A good writer knows that word choice can make or break a story, and character names are no exception. The names you choose resonate with readers on both a conscious and subconscious level. They have the power to convey meaning overtly or through hidden messages.
For instance, in The Strange Case of Dr. Jekyll and Mr. Hyde, Jekyll’s experiment unleashes his animalistic alter-ego, Hyde. Jekyll has the word “Kill” hidden inside it, and Jekyll is after Hyde’s “hide.” See? The entire story is given away in their names alone. Stevenson’s layers of meaning are a fine example of the density that can and should be packed into names.
Plushy “Twitch” Labarge
Birdie “Two-Bush” Bancroft
May Van Dyck
Captain Yunior Pevensey
Jafaris Griffin III
Wright “Rat-tail” Entwistle
Sir Ned Ellarshaw
Gerald “Bull-Dog” Trench
Jarl “Bow-Wow” Seeger
Sammy Sebastian Sinclair

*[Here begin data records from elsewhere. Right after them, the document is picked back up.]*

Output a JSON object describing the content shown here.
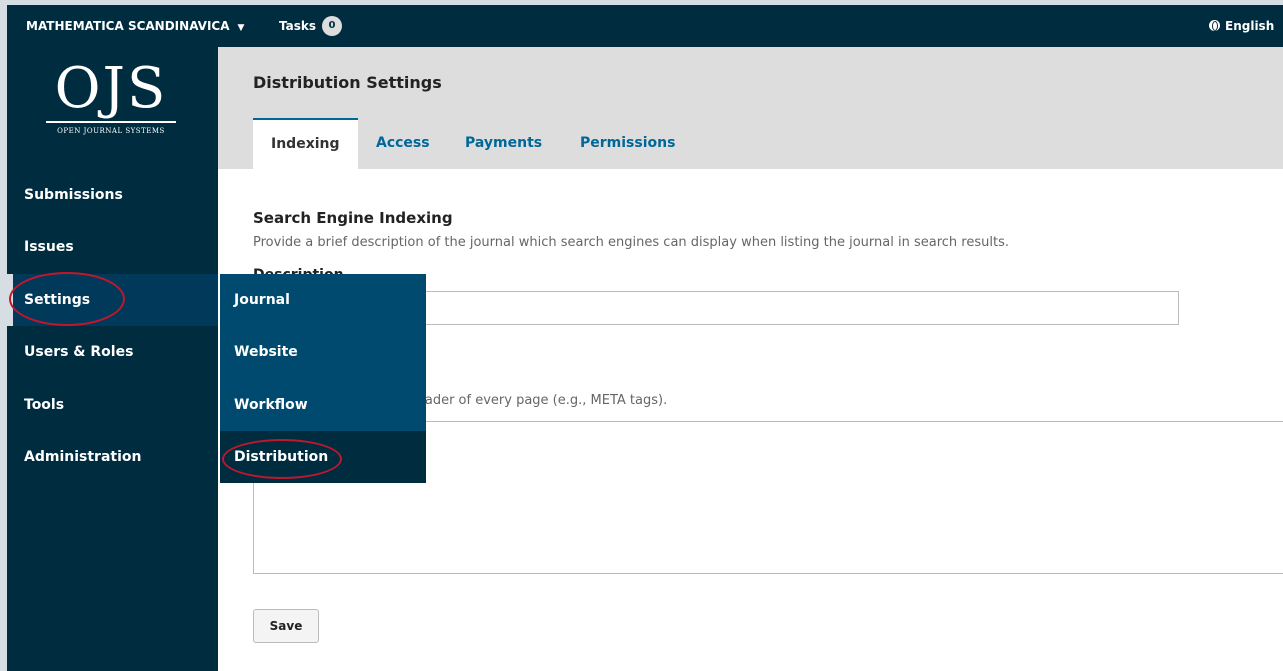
{
  "topbar": {
    "journal_name": "MATHEMATICA SCANDINAVICA",
    "tasks_label": "Tasks",
    "tasks_count": "0",
    "language": "English"
  },
  "logo": {
    "mark": "OJS",
    "subtitle": "OPEN JOURNAL SYSTEMS"
  },
  "sidebar": {
    "items": [
      {
        "label": "Submissions"
      },
      {
        "label": "Issues"
      },
      {
        "label": "Settings"
      },
      {
        "label": "Users & Roles"
      },
      {
        "label": "Tools"
      },
      {
        "label": "Administration"
      }
    ]
  },
  "submenu": {
    "items": [
      {
        "label": "Journal"
      },
      {
        "label": "Website"
      },
      {
        "label": "Workflow"
      },
      {
        "label": "Distribution"
      }
    ]
  },
  "header": {
    "title": "Distribution Settings",
    "tabs": [
      {
        "label": "Indexing"
      },
      {
        "label": "Access"
      },
      {
        "label": "Payments"
      },
      {
        "label": "Permissions"
      }
    ]
  },
  "form": {
    "section_title": "Search Engine Indexing",
    "section_description": "Provide a brief description of the journal which search engines can display when listing the journal in search results.",
    "description_label": "Description",
    "description_value": "",
    "headers_description_partial": "gs to be inserted in the header of every page (e.g., META tags).",
    "headers_value": "",
    "save_label": "Save"
  },
  "colors": {
    "nav_dark": "#002c40",
    "submenu": "#004a6f",
    "link_blue": "#006798",
    "annotation_red": "#c0172c"
  }
}
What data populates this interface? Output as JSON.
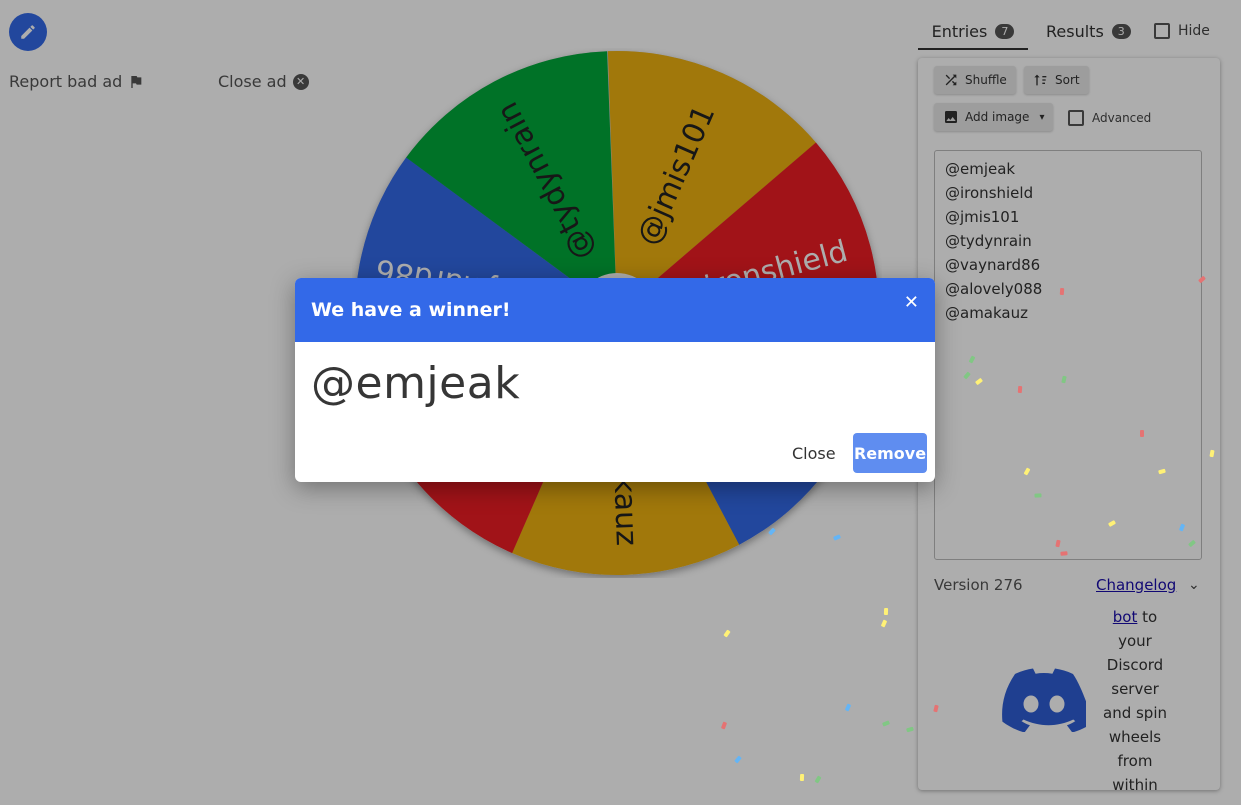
{
  "ads": {
    "report_label": "Report bad ad",
    "close_label": "Close ad"
  },
  "tabs": {
    "entries_label": "Entries",
    "entries_count": "7",
    "results_label": "Results",
    "results_count": "3",
    "hide_label": "Hide"
  },
  "toolbar": {
    "shuffle_label": "Shuffle",
    "sort_label": "Sort",
    "add_image_label": "Add image",
    "advanced_label": "Advanced"
  },
  "entries": [
    "@emjeak",
    "@ironshield",
    "@jmis101",
    "@tydynrain",
    "@vaynard86",
    "@alovely088",
    "@amakauz"
  ],
  "footer": {
    "version": "Version 276",
    "changelog": "Changelog"
  },
  "discord": {
    "link": "bot",
    "lines": [
      "to",
      "your",
      "Discord",
      "server",
      "and spin",
      "wheels",
      "from",
      "within"
    ]
  },
  "wheel": {
    "labels": [
      "@ironshield",
      "@jmis101",
      "@tydynrain",
      "@vaynard86",
      "@alovely088",
      "@amakauz"
    ],
    "colors": {
      "red": "#ee1c24",
      "yellow": "#eeb211",
      "green": "#00a83a",
      "blue": "#3369e8"
    }
  },
  "dialog": {
    "title": "We have a winner!",
    "winner": "@emjeak",
    "close_label": "Close",
    "remove_label": "Remove"
  }
}
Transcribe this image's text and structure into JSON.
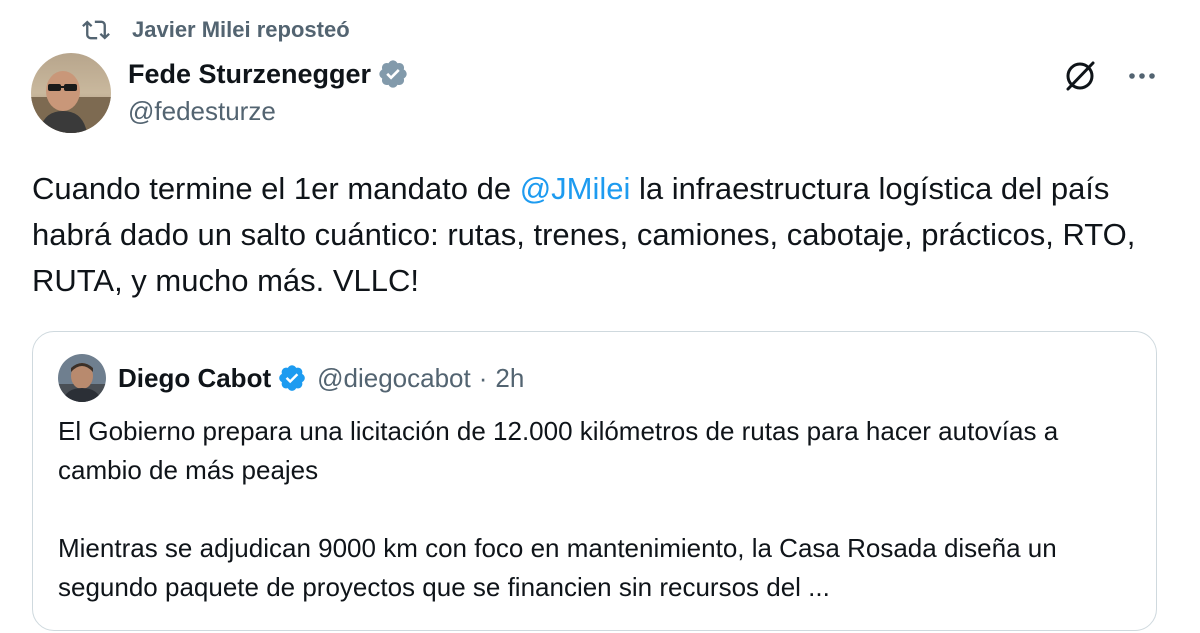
{
  "repost": {
    "label": "Javier Milei reposteó",
    "icon": "repost-icon"
  },
  "author": {
    "name": "Fede Sturzenegger",
    "handle": "@fedesturze",
    "verified": true,
    "verified_color": "#829aab"
  },
  "tweet": {
    "text_before": "Cuando termine el 1er mandato de ",
    "mention": "@JMilei",
    "text_after": " la infraestructura logística del país habrá dado un salto cuántico: rutas, trenes, camiones, cabotaje, prácticos, RTO, RUTA, y mucho más. VLLC!"
  },
  "quote": {
    "name": "Diego Cabot",
    "handle": "@diegocabot",
    "separator": "·",
    "time": "2h",
    "verified": true,
    "verified_color": "#1d9bf0",
    "paragraph1": "El Gobierno prepara una licitación de 12.000 kilómetros de rutas para hacer autovías a cambio de más peajes",
    "paragraph2": "Mientras se adjudican 9000 km con foco en mantenimiento, la Casa Rosada diseña un segundo paquete de proyectos que se financien sin recursos del ..."
  },
  "actions": {
    "grok_icon": "grok-icon",
    "more_icon": "more-options-icon"
  },
  "colors": {
    "text": "#0f1419",
    "secondary": "#536471",
    "link": "#1d9bf0",
    "border": "#cfd9de"
  }
}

James Jury Johnson
Catherine Weston “Tall Chief”
Mae “Pretty Prairie” Bae
Bebe Hollywood’” Sandovski
Marlo “Scooby” Vixon
To Kill A Mockingbird‘s Boo Radley is portrayed in a mysterious light, almost as if he is a ghost. And just by hearing the name Mr. Dark from Something Wicked This Way Comes, a reader surely knows who the antagonist will be. These straightforward examples are no less creative; in fact, it may help a reader tie together intricacies of meaning woven in the plot of the story and make predictions through the suspense of foreshadowing.
Peeta Mellark from The Hunger Games Trilogy is a baker’s son, as his bread-like first name suggests. With all of the bird imagery in the trilogy, Peeta’s surname suggests his important yet supporting role since his surname contains the name of a small yet passionate bird. Larks are songbirds, which alludes to his sensitive nature.
When coming up with your own character names, the key is variety. This includes ethnic diversity, varied length, originality, and creative juxtaposition. A creative, catchy name can make your novel stand out from the crowd and be remembered. Even if you prefer ordinary sounding names, it is important to pick one that fits the spirit and role of your character in the novel. For instance, Harry Potter is a fairly ordinary sounding name, but it contains a subtle contrast; Harry means home ruler, while Potter is a laborer’s name. This contrasts Harry’s humble upbringing with his noble destiny as “The Chosen One.”
Your names can include reframing of historical names, or completely new combinations of letters! Bilbo Baggins is the perfect humble sounding name for a hobbit in The Lord of the Rings Trilogy, and despite its originality, it sounds quite natural and familiar due to its alliteration and simplicity. Gollum, on the other hand, is taken from the Jewish word “Golem,” which refers to an inanimate form made human and given life. However, Tolkien explains that the name refers to the sound the character makes in his throat. It’s up to you whether you choose to explain names or leave them a mystery for your reader!
Use the generator above however you wish. These can be a starting point or a destination. You can use them to develop a full character backstory or use them if they feel right for a character you have developed but just can’t seem to find the right title for. Leave any names that particularly inspired you in the comments below, along with how you plan to use them.
Post written by Victoria Fombelle